It was here, also, that Colonel Sheads invited the President to return to Gettysburg on November 19 for the 100th anniversary of Lincoln's Gettysburg Address.

JFK said...

"I'd like to but I can't.  I have to go to Dallas and mend fences."

JFK and Colonel Sheads Say Goodbye
Gettysburg NMP 

The Gettysburg Battlefield tour, which had lasted a couple of hours, ended with the return of the First Family to the White House by helicopter.

The following week, on April 4, 1963, JFK sent a thank you letter to Colonel Sheads along with an autographed photo.

Courtesy of 

I found it very interesting that the military park was not closed down for President Kennedys visit. 

Paul Fay commented that...

"most people respected (JFK's) privacy, but they would almost fall all over themselves trying to observe his every move."


"John F. Kennedy's Gettysburg Visit, A Tour With LBG Richard Goedkoop****,"

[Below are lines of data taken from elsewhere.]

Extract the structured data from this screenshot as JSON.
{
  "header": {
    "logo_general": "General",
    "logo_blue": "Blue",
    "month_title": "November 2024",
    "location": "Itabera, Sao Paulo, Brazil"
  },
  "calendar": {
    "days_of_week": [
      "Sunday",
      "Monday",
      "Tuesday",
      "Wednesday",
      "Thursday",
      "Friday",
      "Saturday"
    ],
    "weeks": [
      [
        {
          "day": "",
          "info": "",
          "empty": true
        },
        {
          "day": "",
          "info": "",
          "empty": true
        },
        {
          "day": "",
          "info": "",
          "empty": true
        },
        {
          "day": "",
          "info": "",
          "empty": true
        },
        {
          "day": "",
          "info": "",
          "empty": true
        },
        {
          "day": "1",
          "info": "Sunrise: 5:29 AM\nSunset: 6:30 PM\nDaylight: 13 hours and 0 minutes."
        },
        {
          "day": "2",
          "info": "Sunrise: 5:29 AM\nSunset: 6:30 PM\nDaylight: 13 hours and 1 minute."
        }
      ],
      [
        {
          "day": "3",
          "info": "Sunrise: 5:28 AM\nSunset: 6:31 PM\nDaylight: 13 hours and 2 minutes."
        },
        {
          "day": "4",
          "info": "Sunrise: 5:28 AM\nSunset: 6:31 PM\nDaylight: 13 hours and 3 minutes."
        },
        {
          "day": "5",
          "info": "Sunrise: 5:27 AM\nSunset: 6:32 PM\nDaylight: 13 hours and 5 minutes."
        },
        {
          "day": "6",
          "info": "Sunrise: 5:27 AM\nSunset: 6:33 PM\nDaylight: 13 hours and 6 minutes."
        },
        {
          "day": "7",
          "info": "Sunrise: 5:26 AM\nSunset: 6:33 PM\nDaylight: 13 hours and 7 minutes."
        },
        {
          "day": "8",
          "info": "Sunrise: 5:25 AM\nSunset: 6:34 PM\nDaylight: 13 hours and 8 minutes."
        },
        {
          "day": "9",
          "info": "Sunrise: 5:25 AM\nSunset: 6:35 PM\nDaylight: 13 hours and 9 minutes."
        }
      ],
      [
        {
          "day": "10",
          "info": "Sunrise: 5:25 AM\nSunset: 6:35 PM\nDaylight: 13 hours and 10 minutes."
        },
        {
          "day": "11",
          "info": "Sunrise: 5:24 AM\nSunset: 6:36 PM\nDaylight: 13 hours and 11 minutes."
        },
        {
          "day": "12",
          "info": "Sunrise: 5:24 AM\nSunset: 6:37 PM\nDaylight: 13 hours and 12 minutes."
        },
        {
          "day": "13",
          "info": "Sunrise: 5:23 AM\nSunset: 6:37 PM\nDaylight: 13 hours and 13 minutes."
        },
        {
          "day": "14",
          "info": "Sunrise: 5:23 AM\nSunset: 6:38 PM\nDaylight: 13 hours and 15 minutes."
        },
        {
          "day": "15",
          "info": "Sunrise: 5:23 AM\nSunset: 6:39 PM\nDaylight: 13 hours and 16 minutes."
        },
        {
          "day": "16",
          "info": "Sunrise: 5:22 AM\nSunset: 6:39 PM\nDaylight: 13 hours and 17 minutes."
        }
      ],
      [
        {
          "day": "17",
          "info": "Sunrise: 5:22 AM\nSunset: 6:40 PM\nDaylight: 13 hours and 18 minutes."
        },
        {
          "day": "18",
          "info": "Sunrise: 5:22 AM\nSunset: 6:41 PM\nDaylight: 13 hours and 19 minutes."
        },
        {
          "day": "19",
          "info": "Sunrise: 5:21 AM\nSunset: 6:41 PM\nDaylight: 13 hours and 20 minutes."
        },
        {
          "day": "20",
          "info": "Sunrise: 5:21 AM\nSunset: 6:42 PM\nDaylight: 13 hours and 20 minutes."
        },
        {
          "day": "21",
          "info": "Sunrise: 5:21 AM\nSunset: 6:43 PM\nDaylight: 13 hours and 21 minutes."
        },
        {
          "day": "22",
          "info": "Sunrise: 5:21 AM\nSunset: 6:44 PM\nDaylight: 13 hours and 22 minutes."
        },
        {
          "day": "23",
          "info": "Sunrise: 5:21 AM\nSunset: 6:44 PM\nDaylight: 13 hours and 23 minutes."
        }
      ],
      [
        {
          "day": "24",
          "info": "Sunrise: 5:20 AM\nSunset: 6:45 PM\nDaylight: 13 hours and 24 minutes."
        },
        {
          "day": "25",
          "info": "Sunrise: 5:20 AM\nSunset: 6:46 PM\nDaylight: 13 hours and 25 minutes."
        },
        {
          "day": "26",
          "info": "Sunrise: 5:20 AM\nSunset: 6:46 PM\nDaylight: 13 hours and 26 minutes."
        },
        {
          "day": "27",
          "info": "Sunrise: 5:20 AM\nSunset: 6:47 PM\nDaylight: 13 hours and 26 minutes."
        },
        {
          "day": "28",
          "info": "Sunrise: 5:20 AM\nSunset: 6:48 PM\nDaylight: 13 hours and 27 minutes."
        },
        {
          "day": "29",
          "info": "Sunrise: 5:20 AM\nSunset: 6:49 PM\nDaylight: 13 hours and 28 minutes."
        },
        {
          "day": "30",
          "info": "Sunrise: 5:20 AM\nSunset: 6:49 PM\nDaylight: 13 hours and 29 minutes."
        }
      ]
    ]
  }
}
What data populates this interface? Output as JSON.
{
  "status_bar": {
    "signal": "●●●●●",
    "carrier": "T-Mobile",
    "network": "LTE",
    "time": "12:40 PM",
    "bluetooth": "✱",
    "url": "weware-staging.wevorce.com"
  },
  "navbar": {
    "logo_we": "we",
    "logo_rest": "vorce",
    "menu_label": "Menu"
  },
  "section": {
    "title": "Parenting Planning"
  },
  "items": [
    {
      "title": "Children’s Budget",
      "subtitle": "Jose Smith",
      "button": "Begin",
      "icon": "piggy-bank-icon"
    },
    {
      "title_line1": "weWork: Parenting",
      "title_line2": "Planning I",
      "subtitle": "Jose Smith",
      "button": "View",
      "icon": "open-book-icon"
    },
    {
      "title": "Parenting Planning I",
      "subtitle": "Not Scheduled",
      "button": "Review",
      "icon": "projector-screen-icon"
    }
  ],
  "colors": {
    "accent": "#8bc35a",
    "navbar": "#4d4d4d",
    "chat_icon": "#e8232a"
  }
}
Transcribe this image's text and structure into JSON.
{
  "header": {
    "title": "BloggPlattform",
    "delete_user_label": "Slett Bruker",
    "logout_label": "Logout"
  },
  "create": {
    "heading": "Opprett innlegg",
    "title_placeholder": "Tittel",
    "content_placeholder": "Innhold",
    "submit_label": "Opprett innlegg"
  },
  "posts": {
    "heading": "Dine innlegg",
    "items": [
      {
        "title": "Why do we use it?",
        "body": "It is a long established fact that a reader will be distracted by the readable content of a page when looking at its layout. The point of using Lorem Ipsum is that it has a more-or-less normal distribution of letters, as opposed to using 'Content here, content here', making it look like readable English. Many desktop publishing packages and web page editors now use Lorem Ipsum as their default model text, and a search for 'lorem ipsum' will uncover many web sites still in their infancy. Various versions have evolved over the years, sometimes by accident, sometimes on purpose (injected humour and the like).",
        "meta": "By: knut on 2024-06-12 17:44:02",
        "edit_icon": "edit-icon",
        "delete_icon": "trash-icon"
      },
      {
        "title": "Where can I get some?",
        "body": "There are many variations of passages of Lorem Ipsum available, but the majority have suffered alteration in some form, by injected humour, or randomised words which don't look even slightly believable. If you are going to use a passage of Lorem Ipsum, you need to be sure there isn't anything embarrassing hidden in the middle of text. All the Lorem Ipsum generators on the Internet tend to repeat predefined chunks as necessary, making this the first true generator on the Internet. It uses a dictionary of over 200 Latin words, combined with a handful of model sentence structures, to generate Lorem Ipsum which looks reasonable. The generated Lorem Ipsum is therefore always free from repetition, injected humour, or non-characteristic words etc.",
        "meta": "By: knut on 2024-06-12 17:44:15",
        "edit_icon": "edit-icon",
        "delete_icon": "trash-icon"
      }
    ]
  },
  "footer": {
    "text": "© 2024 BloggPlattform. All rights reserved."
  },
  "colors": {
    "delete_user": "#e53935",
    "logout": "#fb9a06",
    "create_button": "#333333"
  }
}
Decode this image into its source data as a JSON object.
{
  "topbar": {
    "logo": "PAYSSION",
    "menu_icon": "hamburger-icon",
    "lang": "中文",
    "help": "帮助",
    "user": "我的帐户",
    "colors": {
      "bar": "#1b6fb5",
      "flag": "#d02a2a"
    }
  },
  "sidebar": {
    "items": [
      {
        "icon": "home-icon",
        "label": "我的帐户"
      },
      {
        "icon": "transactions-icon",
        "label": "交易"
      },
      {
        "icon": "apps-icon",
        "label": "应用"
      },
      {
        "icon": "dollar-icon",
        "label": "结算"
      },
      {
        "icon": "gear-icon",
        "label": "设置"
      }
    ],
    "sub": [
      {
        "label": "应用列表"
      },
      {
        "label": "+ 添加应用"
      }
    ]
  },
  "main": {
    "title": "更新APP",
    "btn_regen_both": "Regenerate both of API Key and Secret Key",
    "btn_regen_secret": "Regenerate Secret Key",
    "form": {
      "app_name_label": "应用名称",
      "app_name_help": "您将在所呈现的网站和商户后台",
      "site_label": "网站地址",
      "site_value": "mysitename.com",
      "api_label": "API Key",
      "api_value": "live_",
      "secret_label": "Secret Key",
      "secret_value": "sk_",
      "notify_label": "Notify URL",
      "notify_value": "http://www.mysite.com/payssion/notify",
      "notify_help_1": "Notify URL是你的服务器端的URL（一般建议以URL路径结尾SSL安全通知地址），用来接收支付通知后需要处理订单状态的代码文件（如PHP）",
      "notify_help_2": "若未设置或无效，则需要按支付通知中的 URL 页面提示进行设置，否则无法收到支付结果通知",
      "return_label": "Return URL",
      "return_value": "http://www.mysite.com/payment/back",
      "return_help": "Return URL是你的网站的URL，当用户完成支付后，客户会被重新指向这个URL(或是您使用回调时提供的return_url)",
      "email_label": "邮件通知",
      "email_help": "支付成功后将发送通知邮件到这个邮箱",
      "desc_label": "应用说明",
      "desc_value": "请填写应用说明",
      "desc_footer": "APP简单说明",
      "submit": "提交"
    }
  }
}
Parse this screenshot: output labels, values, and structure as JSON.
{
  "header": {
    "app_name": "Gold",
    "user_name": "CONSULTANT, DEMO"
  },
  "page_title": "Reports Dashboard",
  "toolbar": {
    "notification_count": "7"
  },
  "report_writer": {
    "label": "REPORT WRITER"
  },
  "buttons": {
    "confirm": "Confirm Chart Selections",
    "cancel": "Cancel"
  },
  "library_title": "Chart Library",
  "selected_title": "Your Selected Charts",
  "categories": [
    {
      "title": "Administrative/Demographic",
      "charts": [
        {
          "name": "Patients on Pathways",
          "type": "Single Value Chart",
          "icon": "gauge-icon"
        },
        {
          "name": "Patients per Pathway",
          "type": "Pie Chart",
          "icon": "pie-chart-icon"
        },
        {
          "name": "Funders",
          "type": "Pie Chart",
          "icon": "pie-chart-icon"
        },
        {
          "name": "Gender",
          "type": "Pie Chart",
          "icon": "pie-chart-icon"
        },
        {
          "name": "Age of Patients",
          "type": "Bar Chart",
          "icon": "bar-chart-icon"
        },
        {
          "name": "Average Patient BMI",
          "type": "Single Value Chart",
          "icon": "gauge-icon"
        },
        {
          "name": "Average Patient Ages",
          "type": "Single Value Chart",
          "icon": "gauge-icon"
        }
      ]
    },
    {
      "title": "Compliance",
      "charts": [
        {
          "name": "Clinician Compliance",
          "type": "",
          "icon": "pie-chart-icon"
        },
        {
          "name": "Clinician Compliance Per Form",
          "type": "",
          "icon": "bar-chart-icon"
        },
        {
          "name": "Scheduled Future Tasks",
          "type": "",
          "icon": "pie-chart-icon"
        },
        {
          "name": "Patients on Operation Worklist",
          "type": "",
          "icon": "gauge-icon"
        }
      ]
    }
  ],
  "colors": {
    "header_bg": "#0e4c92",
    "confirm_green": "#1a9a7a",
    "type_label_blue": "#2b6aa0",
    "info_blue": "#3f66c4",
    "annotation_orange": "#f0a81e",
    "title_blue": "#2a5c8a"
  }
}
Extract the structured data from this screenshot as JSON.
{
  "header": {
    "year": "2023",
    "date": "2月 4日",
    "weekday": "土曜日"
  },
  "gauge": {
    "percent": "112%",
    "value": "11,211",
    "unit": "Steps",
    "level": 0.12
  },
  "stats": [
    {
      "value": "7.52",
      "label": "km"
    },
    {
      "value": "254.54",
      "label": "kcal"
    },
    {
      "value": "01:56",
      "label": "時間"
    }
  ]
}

****Dr. Goedkoop's posts include a beautifully created and detailed account of JFK's visit to Gettysburg along with photographs and videos.  Please take a look following the above link.

JFK+50 would like to express our sincere appreciation to Dr. Goedkoop for permission to post the photographs from his website.


"When JFK Came to Gettysburg," by Diana Loski,


Today's post is an update of our post a year ago on the 50th anniversary of JFK's Gettysburg tour.